#### What this task involves
Within the data below, copy each line where the string "label" is found.

#### Dataset rows for apps and sites
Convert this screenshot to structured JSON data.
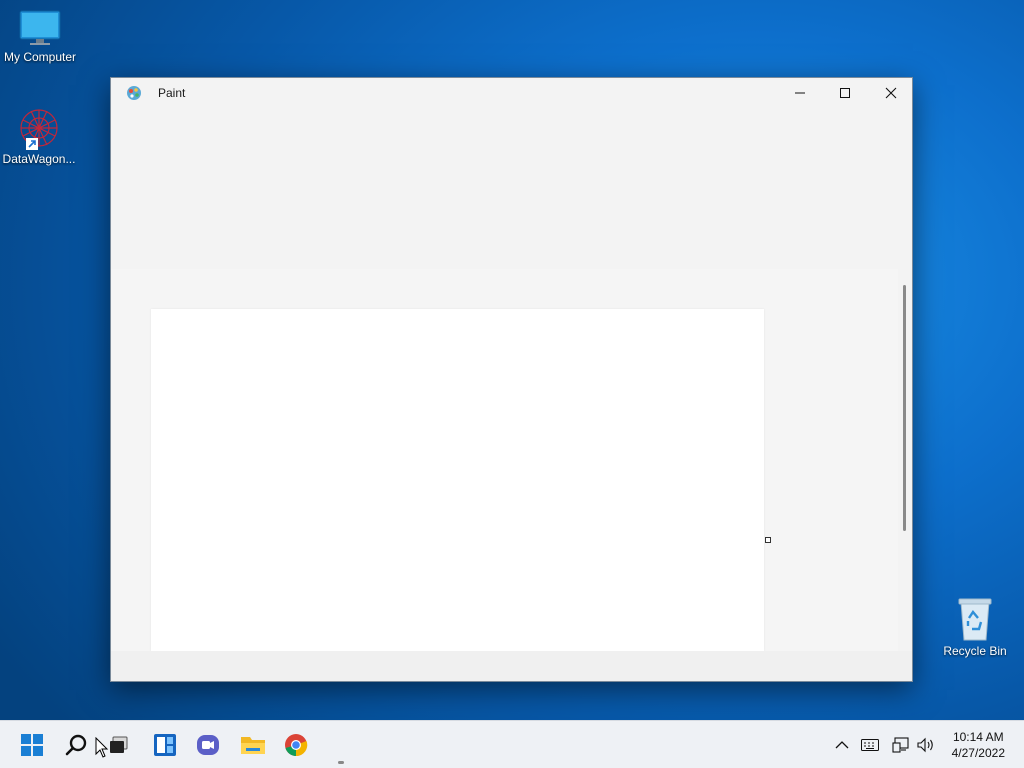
{
  "desktop": {
    "icons": [
      {
        "label": "My Computer",
        "icon": "monitor-icon"
      },
      {
        "label": "DataWagon...",
        "icon": "datawagon-icon"
      },
      {
        "label": "Recycle Bin",
        "icon": "recycle-bin-icon"
      }
    ]
  },
  "window": {
    "title": "Paint",
    "app_icon": "paint-icon",
    "minimize_icon": "minimize-icon",
    "maximize_icon": "maximize-icon",
    "close_icon": "close-icon"
  },
  "taskbar": {
    "items": [
      "start-icon",
      "search-icon",
      "task-view-icon",
      "widgets-icon",
      "chat-icon",
      "file-explorer-icon",
      "chrome-icon"
    ],
    "tray": [
      "chevron-up-icon",
      "keyboard-icon",
      "network-icon",
      "volume-icon"
    ],
    "time": "10:14 AM",
    "date": "4/27/2022"
  },
  "colors": {
    "desktop_accent": "#0d6fcc",
    "window_bg": "#f3f3f3",
    "canvas": "#ffffff",
    "taskbar": "#eef1f5"
  }
}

#### Result of this task
        "label": "My Computer",
        "label": "DataWagon...",
        "label": "Recycle Bin",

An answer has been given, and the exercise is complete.